**Task to carry out:** A faithful repeat of all the records, with no image kept, is the required answer.

___ Extracted information

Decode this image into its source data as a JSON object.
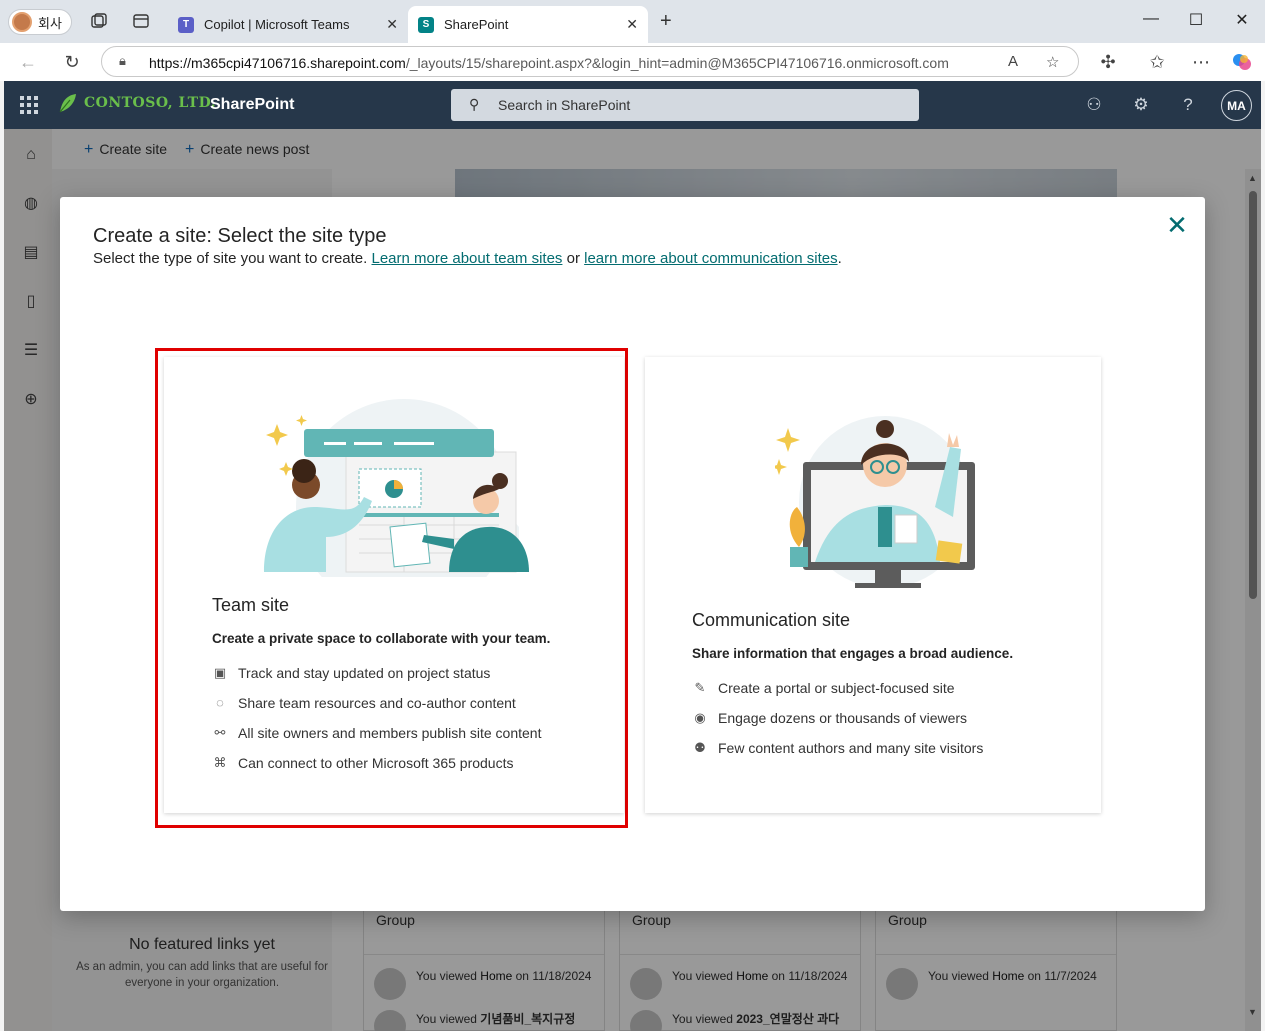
{
  "browser": {
    "profile_label": "회사",
    "tabs": [
      {
        "title": "Copilot | Microsoft Teams",
        "active": false
      },
      {
        "title": "SharePoint",
        "active": true
      }
    ],
    "url_host": "https://m365cpi47106716.sharepoint.com",
    "url_path": "/_layouts/15/sharepoint.aspx?&login_hint=admin@M365CPI47106716.onmicrosoft.com",
    "icons": [
      "back-icon",
      "refresh-icon",
      "lock-icon",
      "read-aloud-icon",
      "favorite-star-icon",
      "extensions-icon",
      "favorites-icon",
      "more-icon",
      "copilot-icon"
    ]
  },
  "suite": {
    "brand": "CONTOSO, LTD.",
    "app_name": "SharePoint",
    "search_placeholder": "Search in SharePoint",
    "avatar_initials": "MA"
  },
  "command_bar": {
    "create_site": "Create site",
    "create_news": "Create news post"
  },
  "background": {
    "no_links_title": "No featured links yet",
    "no_links_desc": "As an admin, you can add links that are useful for everyone in your organization.",
    "cards": [
      {
        "group": "Group",
        "activity": "You viewed",
        "bold": "Home",
        "rest": " on 11/18/2024",
        "activity2": "You viewed",
        "bold2": "기념품비_복지규정"
      },
      {
        "group": "Group",
        "activity": "You viewed",
        "bold": "Home",
        "rest": " on 11/18/2024",
        "activity2": "You viewed",
        "bold2": "2023_연말정산 과다"
      },
      {
        "group": "Group",
        "activity": "You viewed",
        "bold": "Home",
        "rest": " on 11/7/2024",
        "activity2": "",
        "bold2": ""
      }
    ]
  },
  "dialog": {
    "title": "Create a site: Select the site type",
    "subtitle_prefix": "Select the type of site you want to create.",
    "link_team": "Learn more about team sites",
    "subtitle_or": "or",
    "link_comm": "learn more about communication sites",
    "subtitle_suffix": ".",
    "options": {
      "team": {
        "title": "Team site",
        "description": "Create a private space to collaborate with your team.",
        "bullets": [
          "Track and stay updated on project status",
          "Share team resources and co-author content",
          "All site owners and members publish site content",
          "Can connect to other Microsoft 365 products"
        ]
      },
      "communication": {
        "title": "Communication site",
        "description": "Share information that engages a broad audience.",
        "bullets": [
          "Create a portal or subject-focused site",
          "Engage dozens or thousands of viewers",
          "Few content authors and many site visitors"
        ]
      }
    }
  },
  "colors": {
    "accent": "#036c70",
    "suite_bar": "#26374a",
    "highlight": "#e00000"
  }
}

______

**Reply to the exercise:**
Decode this image into its source data as a JSON object.
{
  "browser": {
    "profile_label": "회사",
    "tabs": [
      {
        "title": "Copilot | Microsoft Teams",
        "active": false
      },
      {
        "title": "SharePoint",
        "active": true
      }
    ],
    "url_host": "https://m365cpi47106716.sharepoint.com",
    "url_path": "/_layouts/15/sharepoint.aspx?&login_hint=admin@M365CPI47106716.onmicrosoft.com",
    "icons": [
      "back-icon",
      "refresh-icon",
      "lock-icon",
      "read-aloud-icon",
      "favorite-star-icon",
      "extensions-icon",
      "favorites-icon",
      "more-icon",
      "copilot-icon"
    ]
  },
  "suite": {
    "brand": "CONTOSO, LTD.",
    "app_name": "SharePoint",
    "search_placeholder": "Search in SharePoint",
    "avatar_initials": "MA"
  },
  "command_bar": {
    "create_site": "Create site",
    "create_news": "Create news post"
  },
  "background": {
    "no_links_title": "No featured links yet",
    "no_links_desc": "As an admin, you can add links that are useful for everyone in your organization.",
    "cards": [
      {
        "group": "Group",
        "activity": "You viewed",
        "bold": "Home",
        "rest": " on 11/18/2024",
        "activity2": "You viewed",
        "bold2": "기념품비_복지규정"
      },
      {
        "group": "Group",
        "activity": "You viewed",
        "bold": "Home",
        "rest": " on 11/18/2024",
        "activity2": "You viewed",
        "bold2": "2023_연말정산 과다"
      },
      {
        "group": "Group",
        "activity": "You viewed",
        "bold": "Home",
        "rest": " on 11/7/2024",
        "activity2": "",
        "bold2": ""
      }
    ]
  },
  "dialog": {
    "title": "Create a site: Select the site type",
    "subtitle_prefix": "Select the type of site you want to create.",
    "link_team": "Learn more about team sites",
    "subtitle_or": "or",
    "link_comm": "learn more about communication sites",
    "subtitle_suffix": ".",
    "options": {
      "team": {
        "title": "Team site",
        "description": "Create a private space to collaborate with your team.",
        "bullets": [
          "Track and stay updated on project status",
          "Share team resources and co-author content",
          "All site owners and members publish site content",
          "Can connect to other Microsoft 365 products"
        ]
      },
      "communication": {
        "title": "Communication site",
        "description": "Share information that engages a broad audience.",
        "bullets": [
          "Create a portal or subject-focused site",
          "Engage dozens or thousands of viewers",
          "Few content authors and many site visitors"
        ]
      }
    }
  },
  "colors": {
    "accent": "#036c70",
    "suite_bar": "#26374a",
    "highlight": "#e00000"
  }
}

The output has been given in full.